European investors took their lead from a shaky trading session in Asia on Tuesday, despite all three major indexes in the U.S. closing at record highs on Monday. On Tuesday, U.S. stocks were trading lower around 4.30 p.m. London time, as earnings and economic data took center stage.
A main area of focus for investors worldwide — particularly in the U.S. — this week is the U.S. Federal Reserve. On Wednesday, the Federal Open Market Committee is set to release the minutes from its July meeting, with analysts hoping this will provide some insight as to why it held off from raising interest rates over the summer.

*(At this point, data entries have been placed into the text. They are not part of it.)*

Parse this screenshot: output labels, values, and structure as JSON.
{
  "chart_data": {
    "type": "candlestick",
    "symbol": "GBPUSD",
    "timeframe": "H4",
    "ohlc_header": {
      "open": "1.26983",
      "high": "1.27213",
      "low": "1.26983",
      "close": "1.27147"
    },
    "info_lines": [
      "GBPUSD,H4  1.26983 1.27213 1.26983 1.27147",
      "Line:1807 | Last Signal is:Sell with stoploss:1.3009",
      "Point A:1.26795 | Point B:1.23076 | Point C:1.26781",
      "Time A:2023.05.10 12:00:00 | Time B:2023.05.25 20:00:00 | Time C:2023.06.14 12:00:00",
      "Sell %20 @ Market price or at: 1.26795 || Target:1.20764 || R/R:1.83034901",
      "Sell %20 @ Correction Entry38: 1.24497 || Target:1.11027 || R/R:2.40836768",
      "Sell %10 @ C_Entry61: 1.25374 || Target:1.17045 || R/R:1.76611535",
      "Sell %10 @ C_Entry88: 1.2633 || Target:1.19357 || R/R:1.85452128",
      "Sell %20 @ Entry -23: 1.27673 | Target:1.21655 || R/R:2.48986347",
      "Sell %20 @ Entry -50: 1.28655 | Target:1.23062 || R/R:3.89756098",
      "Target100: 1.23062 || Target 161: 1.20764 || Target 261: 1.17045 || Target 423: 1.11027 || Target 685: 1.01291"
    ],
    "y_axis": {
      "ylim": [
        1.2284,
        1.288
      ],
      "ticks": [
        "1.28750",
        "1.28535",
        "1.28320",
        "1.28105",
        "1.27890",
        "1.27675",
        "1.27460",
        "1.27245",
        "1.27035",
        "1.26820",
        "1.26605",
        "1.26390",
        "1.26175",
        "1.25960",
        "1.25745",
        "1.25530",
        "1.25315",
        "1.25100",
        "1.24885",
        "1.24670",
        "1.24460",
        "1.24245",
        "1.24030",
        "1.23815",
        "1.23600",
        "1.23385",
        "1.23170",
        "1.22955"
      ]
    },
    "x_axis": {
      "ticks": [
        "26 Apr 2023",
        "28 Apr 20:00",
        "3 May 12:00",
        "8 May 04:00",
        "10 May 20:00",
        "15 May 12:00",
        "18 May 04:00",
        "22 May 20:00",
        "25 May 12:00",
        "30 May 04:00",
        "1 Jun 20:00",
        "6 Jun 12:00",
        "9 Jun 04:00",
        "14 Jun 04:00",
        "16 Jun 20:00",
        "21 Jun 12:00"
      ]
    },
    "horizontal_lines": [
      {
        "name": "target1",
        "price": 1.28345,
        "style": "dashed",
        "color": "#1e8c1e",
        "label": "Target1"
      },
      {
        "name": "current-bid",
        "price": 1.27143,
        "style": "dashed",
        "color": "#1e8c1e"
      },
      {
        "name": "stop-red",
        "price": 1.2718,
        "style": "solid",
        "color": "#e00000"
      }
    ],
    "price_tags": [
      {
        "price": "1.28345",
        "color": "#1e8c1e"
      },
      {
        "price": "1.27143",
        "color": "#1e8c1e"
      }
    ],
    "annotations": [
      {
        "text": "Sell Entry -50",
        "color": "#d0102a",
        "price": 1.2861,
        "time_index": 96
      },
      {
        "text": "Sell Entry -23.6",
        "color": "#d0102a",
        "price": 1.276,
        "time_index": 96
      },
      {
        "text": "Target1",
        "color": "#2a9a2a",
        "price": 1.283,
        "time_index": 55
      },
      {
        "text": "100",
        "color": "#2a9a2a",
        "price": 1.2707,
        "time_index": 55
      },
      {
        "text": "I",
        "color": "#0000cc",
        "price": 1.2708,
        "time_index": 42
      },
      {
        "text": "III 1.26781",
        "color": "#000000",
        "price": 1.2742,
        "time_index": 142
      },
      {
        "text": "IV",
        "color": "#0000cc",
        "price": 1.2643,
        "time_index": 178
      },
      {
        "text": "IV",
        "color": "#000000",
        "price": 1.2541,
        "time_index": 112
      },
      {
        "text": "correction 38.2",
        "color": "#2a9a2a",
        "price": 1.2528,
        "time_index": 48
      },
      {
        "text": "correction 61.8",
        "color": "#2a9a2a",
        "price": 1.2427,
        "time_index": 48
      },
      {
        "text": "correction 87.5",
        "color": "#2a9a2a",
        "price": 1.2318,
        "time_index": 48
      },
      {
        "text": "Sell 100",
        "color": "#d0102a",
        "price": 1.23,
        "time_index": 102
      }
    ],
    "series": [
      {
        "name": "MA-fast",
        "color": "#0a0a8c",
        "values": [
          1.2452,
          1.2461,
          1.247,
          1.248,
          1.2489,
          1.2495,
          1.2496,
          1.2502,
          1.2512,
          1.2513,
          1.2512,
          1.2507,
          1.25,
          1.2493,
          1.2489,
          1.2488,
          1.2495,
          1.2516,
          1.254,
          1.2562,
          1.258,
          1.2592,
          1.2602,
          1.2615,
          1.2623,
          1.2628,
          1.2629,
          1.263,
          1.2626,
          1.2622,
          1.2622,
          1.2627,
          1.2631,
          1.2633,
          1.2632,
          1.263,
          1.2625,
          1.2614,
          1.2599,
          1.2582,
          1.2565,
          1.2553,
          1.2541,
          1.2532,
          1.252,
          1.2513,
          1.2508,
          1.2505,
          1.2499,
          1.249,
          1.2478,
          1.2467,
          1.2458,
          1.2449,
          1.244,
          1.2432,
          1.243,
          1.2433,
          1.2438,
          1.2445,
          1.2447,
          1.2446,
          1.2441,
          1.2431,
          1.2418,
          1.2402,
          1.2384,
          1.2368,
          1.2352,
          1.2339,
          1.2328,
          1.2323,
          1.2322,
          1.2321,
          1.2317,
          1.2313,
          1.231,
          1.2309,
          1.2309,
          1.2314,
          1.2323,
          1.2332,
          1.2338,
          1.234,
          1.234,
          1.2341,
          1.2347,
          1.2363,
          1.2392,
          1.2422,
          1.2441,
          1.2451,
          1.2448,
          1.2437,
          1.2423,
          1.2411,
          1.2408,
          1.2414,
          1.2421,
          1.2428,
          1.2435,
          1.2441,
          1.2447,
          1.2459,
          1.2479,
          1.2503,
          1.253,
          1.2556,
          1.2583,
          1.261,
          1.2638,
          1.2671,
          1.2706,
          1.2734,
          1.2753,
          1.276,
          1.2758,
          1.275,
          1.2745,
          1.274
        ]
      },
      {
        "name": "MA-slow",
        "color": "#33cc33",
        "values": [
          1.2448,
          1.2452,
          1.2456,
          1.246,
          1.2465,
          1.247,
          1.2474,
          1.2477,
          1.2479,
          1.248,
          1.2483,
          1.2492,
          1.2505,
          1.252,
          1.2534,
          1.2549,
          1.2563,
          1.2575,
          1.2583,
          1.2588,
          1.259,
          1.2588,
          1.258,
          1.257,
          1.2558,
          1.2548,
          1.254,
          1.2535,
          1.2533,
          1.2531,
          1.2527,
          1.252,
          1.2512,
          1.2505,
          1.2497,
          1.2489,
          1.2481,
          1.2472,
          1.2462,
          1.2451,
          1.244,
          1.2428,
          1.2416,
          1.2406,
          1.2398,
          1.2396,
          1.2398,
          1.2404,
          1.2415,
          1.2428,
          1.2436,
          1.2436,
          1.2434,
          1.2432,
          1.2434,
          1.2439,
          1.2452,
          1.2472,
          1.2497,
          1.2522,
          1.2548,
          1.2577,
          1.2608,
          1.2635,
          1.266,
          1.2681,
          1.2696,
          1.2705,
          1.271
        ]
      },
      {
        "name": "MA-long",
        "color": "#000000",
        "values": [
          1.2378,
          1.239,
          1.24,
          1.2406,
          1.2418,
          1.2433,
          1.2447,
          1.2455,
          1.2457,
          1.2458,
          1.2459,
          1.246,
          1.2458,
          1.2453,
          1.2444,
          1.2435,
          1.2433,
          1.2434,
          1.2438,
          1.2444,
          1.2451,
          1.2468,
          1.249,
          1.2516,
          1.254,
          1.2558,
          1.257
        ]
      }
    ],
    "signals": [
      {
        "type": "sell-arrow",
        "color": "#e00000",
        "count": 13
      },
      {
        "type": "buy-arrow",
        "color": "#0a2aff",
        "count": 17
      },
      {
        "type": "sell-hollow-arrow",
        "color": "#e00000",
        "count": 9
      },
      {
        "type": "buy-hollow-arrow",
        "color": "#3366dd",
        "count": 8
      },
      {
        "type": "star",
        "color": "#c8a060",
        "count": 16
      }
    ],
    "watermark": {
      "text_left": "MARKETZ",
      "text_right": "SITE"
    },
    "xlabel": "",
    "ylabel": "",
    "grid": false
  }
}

In Europe, official inflation data out of the U.K. helped lift markets temporarily on Tuesday, with the biggest rise in consumer prices seen this July since November 2014. This came amid warnings the U.K.'s vote to leave the European Union could stoke inflation.
Inflation was 0.6 percent higher on July 2015, beating analyst expectations. Following the news, sterling rallied against the dollar, trading some 1 percent up at $1.3000 around Europe's close.
On the oil front, prices turned higher on Tuesday afternoon, amid speculation that leading producers would take action to prop up the market. Crude futures had come under pressure earlier after U.S. economic data revealed that consumer prices remained unchanged in July. At Europe's close, Brent and U.S. crude posted gains of 1 percent-plus each, hitting $48.92 and $46.40 respectively.